Dataset records
+ + + + + + +
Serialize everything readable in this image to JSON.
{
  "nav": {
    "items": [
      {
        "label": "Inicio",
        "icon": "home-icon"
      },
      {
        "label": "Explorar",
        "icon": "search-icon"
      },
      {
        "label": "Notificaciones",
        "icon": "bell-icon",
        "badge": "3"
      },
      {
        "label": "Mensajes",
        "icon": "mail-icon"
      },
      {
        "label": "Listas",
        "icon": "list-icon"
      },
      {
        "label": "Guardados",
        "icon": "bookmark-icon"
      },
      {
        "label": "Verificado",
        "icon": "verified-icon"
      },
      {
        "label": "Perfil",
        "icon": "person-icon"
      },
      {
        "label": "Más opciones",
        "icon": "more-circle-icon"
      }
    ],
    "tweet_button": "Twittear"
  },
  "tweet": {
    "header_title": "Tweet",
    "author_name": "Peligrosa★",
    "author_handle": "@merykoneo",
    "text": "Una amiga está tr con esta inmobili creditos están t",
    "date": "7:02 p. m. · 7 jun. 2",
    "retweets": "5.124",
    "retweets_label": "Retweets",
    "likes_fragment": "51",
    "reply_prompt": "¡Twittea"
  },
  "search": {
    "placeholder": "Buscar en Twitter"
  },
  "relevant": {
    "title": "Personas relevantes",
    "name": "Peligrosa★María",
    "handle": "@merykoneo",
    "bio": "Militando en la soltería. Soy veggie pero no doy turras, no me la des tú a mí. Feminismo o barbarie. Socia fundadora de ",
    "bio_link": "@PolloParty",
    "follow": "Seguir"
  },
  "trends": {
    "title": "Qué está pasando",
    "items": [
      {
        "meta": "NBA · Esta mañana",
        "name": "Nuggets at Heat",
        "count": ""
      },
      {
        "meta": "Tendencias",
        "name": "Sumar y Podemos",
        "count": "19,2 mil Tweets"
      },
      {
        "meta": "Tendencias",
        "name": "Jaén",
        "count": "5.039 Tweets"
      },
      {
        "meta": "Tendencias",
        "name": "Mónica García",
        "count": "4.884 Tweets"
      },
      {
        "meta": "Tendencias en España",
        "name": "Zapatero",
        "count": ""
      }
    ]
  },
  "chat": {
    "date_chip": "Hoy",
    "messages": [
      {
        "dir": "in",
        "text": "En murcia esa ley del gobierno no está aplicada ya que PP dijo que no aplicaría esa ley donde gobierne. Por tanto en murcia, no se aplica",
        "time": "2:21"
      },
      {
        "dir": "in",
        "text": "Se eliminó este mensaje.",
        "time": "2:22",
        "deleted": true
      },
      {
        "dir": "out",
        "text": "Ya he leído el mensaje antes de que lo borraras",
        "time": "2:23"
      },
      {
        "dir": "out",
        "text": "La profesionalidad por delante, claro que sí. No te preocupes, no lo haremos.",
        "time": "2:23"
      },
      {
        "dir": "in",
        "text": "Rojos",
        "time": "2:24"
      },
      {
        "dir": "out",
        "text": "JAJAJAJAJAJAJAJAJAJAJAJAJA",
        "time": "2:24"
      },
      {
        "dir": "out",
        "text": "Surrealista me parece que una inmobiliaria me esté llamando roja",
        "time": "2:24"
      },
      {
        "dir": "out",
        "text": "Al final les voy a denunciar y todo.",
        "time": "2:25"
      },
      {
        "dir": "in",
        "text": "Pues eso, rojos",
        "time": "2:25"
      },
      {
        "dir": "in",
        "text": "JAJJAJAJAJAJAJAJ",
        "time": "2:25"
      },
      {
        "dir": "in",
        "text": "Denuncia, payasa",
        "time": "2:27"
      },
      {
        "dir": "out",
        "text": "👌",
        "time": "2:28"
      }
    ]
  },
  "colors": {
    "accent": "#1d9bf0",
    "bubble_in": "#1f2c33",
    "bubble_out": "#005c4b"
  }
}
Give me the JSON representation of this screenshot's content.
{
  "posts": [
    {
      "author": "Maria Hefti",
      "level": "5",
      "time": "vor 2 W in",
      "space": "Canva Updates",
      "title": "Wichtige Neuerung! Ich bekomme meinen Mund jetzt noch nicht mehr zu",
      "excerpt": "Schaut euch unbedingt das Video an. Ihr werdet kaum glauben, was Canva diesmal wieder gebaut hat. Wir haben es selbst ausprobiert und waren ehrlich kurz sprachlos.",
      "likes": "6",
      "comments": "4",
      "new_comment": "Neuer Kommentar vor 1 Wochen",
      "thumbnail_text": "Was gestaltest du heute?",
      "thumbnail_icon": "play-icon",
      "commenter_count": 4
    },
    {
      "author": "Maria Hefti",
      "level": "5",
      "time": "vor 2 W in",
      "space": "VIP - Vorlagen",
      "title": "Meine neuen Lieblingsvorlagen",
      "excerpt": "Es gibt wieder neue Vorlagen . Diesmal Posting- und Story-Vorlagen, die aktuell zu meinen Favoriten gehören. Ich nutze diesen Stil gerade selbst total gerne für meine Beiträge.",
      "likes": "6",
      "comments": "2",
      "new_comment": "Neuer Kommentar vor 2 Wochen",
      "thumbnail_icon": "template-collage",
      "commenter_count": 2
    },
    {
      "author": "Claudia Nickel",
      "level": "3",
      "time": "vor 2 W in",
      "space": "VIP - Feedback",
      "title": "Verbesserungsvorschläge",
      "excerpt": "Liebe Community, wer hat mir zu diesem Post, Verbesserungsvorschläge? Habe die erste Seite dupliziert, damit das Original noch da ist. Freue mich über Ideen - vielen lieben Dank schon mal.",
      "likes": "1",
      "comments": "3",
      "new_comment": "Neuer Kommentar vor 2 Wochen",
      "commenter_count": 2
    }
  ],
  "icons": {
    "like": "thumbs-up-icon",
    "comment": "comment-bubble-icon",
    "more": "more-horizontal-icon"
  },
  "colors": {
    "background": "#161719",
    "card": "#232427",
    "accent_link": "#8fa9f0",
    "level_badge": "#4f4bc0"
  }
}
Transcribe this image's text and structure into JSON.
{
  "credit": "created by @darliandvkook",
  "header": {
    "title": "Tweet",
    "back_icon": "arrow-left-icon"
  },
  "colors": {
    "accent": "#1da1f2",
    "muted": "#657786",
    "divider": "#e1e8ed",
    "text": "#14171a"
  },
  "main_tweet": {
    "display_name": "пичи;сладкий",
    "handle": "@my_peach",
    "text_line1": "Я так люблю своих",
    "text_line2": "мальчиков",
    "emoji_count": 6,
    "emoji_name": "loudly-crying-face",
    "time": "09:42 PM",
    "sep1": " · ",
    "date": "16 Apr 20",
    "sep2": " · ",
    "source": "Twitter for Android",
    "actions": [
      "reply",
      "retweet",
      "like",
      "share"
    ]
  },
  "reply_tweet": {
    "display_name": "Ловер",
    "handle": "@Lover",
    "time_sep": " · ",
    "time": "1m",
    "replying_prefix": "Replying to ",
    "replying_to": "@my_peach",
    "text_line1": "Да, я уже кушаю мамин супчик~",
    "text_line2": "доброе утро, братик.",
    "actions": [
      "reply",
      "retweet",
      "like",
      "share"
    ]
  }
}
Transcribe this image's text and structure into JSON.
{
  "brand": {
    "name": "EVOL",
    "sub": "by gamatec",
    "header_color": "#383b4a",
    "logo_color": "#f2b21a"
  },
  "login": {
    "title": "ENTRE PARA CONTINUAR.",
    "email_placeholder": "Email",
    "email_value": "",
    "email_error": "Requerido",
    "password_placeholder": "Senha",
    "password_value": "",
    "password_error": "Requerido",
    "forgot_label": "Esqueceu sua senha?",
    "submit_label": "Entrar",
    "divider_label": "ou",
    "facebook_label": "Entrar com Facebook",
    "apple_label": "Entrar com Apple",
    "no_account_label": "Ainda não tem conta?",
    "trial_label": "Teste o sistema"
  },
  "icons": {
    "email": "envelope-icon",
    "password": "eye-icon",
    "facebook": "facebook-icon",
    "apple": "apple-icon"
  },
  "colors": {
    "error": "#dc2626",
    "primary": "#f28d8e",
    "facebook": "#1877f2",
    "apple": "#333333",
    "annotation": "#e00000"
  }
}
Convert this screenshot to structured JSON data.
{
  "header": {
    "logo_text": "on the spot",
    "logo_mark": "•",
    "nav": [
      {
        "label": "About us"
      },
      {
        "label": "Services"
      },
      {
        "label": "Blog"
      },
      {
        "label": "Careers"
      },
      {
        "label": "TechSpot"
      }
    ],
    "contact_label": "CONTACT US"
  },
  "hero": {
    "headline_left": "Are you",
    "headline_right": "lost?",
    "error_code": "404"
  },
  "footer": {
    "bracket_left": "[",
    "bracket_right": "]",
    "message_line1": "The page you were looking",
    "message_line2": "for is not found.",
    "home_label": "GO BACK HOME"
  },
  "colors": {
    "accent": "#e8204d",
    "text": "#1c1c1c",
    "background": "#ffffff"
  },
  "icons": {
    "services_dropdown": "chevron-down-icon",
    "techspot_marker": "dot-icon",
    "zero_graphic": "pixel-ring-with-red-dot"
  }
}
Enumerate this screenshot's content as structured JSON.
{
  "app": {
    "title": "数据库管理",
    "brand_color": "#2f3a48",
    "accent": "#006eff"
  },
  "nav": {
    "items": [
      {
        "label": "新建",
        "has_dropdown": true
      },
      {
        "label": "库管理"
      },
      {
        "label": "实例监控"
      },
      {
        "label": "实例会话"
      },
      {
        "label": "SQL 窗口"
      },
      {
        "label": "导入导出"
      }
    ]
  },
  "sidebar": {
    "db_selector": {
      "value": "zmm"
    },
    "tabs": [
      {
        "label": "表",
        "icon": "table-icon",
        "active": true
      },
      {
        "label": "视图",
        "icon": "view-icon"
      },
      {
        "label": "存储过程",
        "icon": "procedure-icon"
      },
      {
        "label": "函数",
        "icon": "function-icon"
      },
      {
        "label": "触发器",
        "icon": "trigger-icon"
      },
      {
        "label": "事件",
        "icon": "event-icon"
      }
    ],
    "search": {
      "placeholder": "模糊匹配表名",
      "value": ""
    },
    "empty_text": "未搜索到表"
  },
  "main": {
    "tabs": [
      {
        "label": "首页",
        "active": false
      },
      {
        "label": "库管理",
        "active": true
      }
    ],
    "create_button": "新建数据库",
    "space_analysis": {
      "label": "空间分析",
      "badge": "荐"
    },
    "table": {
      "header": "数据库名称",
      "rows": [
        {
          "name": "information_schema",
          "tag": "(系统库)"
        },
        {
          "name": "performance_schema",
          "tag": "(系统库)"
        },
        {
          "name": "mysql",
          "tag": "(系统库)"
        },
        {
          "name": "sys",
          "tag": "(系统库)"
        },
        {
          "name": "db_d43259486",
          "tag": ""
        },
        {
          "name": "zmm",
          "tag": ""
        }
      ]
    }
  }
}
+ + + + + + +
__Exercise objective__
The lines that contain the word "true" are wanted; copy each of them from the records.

__Response to the exercise__
        "deleted": true
        "has_dropdown": true
        "active": true
        "active": true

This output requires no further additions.